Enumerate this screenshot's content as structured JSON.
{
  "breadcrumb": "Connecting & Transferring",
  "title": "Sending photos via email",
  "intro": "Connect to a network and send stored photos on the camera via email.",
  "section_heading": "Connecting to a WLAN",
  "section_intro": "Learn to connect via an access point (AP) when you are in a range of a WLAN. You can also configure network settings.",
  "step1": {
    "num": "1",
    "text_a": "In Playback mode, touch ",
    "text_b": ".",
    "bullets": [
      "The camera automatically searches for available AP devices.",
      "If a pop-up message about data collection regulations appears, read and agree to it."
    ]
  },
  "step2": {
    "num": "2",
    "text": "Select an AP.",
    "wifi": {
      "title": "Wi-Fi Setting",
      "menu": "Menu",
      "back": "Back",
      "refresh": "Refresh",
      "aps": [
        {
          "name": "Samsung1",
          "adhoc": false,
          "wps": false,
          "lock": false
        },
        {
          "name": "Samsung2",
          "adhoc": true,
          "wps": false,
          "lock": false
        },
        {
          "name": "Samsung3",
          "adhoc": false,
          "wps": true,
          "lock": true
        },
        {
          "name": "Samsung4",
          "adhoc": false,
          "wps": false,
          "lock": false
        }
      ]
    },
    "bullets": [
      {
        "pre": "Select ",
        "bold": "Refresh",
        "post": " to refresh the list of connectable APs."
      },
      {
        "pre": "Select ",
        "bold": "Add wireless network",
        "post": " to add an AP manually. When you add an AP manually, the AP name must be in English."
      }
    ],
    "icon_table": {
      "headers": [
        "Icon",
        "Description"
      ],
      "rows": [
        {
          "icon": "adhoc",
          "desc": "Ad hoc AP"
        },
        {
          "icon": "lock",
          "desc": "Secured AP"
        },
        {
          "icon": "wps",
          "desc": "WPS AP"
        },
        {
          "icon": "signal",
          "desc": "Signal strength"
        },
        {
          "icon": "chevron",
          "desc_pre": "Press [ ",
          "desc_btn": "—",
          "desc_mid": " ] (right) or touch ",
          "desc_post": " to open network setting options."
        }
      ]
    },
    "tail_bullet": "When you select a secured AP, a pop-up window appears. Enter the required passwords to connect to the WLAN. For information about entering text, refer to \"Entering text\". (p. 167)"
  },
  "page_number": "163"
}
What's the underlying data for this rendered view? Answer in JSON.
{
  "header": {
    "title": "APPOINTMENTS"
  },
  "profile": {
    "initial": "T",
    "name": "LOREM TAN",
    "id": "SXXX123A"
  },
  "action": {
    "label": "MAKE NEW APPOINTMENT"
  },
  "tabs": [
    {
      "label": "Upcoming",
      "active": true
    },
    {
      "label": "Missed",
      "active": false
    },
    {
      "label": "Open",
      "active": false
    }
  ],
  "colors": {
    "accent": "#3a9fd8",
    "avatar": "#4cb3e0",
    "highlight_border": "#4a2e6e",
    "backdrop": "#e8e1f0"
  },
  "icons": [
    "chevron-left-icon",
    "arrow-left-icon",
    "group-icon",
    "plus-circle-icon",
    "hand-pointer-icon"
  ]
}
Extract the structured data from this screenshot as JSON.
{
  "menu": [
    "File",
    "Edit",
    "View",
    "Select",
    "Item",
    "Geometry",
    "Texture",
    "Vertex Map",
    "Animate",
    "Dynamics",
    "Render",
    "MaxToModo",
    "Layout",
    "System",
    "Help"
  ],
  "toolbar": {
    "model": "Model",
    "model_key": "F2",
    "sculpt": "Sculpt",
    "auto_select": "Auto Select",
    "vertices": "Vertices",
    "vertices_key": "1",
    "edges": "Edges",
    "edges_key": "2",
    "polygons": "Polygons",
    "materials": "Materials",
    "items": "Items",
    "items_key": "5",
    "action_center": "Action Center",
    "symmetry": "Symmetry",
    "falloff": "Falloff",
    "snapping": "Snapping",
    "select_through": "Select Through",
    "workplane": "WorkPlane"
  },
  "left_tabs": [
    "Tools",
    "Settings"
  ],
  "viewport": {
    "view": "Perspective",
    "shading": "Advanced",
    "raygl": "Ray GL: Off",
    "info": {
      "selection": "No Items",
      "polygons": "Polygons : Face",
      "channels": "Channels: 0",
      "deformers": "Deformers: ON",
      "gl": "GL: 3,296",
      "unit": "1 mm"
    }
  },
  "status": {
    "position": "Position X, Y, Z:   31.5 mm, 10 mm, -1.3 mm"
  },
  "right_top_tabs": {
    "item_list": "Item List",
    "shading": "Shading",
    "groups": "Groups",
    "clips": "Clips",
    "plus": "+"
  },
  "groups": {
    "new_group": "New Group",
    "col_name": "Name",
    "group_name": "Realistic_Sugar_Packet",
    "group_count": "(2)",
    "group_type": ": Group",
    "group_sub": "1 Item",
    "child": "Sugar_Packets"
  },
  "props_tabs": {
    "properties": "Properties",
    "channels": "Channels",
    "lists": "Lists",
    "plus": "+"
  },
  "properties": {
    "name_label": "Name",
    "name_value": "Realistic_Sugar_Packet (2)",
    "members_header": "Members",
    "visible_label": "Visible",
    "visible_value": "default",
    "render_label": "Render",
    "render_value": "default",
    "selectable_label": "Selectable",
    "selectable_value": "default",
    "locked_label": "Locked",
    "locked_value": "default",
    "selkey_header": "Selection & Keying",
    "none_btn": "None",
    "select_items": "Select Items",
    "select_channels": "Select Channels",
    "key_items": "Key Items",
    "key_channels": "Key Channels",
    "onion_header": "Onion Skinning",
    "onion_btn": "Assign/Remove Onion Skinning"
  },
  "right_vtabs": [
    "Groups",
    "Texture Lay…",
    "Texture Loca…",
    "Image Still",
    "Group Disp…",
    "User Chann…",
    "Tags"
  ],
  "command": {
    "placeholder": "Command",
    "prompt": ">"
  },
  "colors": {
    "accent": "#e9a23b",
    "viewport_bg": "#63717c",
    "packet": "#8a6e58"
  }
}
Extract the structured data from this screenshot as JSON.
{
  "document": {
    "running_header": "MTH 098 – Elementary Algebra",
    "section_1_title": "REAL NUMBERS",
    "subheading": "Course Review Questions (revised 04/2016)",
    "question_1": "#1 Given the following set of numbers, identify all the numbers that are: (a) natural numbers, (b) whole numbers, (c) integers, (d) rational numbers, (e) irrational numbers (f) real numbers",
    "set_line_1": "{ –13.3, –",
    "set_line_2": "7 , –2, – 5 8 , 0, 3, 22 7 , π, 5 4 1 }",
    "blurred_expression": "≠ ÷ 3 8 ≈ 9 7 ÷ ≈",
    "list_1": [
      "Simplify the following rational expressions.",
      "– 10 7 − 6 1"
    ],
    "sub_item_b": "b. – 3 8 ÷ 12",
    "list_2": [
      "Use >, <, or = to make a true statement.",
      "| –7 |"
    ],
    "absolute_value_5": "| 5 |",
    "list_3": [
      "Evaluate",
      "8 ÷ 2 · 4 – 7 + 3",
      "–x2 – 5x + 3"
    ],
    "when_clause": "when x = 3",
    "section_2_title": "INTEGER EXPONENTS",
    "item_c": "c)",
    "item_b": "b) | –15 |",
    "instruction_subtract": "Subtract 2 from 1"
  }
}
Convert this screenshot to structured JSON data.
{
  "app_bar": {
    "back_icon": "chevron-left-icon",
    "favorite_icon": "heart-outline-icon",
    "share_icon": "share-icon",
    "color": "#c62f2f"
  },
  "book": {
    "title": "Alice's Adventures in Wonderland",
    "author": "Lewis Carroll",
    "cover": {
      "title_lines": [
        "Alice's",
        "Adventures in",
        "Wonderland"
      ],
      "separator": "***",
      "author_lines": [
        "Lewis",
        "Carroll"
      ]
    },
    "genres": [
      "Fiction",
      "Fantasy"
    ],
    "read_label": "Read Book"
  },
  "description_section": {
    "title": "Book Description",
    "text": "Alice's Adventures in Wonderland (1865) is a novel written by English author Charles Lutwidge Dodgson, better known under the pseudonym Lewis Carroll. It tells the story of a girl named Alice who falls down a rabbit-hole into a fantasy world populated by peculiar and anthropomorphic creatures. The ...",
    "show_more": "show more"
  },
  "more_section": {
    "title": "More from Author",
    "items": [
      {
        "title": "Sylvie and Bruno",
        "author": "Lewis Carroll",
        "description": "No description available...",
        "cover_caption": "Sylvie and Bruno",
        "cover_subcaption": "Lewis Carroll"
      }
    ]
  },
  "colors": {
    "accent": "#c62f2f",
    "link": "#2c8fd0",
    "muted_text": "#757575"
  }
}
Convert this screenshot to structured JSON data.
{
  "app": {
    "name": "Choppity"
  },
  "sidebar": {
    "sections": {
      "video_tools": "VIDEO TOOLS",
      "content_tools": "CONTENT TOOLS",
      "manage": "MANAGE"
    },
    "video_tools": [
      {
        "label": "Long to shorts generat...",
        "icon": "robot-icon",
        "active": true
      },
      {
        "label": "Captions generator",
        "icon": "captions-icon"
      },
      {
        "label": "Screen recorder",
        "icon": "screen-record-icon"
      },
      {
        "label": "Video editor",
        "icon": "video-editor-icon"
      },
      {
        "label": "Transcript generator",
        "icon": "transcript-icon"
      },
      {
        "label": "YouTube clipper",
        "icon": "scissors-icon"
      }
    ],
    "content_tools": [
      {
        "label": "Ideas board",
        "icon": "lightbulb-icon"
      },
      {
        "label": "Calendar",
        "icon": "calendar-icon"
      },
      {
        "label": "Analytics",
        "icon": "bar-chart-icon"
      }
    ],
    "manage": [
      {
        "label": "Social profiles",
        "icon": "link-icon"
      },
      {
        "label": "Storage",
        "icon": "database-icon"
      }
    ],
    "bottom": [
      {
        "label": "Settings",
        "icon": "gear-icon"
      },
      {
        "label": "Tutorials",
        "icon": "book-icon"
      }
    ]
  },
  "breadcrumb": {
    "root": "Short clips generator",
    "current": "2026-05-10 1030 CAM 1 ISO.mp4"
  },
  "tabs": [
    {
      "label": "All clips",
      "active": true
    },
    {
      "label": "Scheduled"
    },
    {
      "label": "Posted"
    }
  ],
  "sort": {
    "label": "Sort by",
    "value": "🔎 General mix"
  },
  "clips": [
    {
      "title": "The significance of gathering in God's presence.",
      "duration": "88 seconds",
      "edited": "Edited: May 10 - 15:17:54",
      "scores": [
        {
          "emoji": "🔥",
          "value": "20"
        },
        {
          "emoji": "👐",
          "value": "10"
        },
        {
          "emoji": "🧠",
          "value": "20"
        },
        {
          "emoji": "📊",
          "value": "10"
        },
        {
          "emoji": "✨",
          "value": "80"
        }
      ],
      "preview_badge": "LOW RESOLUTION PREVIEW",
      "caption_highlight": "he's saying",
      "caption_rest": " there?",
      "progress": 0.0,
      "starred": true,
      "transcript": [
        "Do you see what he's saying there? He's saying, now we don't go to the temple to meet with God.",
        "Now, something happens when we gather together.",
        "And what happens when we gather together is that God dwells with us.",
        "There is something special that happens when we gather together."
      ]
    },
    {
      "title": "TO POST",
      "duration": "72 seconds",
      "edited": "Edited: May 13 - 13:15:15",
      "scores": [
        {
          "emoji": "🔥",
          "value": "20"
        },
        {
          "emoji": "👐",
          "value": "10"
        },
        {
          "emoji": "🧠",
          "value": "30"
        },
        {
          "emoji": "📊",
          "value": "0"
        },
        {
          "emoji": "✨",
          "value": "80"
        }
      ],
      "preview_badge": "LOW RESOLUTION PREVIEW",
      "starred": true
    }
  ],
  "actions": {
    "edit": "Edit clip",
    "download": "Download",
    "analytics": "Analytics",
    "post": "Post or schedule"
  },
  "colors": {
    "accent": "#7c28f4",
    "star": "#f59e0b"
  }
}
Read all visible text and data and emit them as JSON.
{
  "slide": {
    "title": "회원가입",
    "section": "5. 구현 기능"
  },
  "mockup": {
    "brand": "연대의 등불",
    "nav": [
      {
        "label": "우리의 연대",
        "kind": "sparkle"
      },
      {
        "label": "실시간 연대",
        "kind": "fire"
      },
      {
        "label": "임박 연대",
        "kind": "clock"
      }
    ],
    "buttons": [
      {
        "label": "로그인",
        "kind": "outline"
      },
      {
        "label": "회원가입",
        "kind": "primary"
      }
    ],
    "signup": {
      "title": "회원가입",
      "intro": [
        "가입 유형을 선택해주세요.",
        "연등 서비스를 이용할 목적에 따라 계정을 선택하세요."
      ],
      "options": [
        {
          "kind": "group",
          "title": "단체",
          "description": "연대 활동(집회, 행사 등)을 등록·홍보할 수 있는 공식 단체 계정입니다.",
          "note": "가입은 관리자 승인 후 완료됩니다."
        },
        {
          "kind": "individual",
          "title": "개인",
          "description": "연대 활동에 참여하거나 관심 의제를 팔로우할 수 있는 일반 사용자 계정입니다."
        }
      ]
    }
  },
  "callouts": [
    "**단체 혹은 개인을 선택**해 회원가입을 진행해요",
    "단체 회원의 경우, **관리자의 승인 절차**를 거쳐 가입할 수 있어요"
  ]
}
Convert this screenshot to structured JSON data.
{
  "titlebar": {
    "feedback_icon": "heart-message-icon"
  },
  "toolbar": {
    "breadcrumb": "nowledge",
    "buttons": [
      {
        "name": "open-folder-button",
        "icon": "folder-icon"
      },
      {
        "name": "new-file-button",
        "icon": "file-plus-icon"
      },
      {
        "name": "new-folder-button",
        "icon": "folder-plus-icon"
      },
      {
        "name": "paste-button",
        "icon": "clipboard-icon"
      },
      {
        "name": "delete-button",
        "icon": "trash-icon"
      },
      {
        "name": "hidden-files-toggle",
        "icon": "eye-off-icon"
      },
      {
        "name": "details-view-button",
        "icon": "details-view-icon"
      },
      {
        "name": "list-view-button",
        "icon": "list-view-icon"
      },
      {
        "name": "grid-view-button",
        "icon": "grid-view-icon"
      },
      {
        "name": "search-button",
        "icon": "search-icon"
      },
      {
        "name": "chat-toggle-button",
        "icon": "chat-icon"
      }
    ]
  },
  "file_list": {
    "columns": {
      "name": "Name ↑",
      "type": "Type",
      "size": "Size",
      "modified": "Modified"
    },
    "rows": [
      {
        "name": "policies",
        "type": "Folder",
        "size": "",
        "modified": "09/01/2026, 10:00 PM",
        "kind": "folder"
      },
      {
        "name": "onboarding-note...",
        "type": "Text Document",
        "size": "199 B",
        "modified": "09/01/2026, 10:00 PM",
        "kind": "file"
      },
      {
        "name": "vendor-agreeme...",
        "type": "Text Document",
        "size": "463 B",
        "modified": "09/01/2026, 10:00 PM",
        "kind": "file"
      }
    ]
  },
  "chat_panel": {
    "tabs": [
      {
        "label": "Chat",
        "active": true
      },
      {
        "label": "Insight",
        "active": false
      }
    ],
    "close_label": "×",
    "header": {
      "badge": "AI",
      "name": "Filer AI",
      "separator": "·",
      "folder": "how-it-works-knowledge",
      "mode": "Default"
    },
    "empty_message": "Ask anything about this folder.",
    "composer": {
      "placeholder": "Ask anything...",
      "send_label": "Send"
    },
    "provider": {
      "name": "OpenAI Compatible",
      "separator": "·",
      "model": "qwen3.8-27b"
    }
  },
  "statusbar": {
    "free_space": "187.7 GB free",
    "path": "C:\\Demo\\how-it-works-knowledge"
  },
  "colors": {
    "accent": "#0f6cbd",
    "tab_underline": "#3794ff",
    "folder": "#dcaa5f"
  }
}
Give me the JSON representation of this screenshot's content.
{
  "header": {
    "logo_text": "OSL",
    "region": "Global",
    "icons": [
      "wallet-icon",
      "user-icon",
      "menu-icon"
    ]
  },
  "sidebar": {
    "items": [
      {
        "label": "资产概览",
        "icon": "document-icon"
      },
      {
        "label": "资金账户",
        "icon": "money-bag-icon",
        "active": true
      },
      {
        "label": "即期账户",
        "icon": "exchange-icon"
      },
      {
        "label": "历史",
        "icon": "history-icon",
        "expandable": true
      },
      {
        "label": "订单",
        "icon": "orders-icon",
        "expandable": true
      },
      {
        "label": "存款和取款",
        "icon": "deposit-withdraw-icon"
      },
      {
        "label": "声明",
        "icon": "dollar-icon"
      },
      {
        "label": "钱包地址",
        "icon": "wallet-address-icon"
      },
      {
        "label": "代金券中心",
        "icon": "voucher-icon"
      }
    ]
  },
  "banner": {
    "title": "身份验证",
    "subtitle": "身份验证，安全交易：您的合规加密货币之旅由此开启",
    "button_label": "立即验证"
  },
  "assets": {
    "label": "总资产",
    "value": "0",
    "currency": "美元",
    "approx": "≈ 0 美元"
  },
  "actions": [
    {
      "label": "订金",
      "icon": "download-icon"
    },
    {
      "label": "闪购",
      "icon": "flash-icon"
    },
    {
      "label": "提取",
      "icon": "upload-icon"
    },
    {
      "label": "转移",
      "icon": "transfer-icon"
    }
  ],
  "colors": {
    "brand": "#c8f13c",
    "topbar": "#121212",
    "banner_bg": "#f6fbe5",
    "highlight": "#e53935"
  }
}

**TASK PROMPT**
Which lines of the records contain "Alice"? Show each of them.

**ANSWER BOX**
    "title": "Alice's Adventures in Wonderland",
        "Alice's",
    "text": "Alice's Adventures in Wonderland (1865) is a novel written by English author Charles Lutwidge Dodgson, better known under the pseudonym Lewis Carroll. It tells the story of a girl named Alice who falls down a rabbit-hole into a fantasy world populated by peculiar and anthropomorphic creatures. The ...",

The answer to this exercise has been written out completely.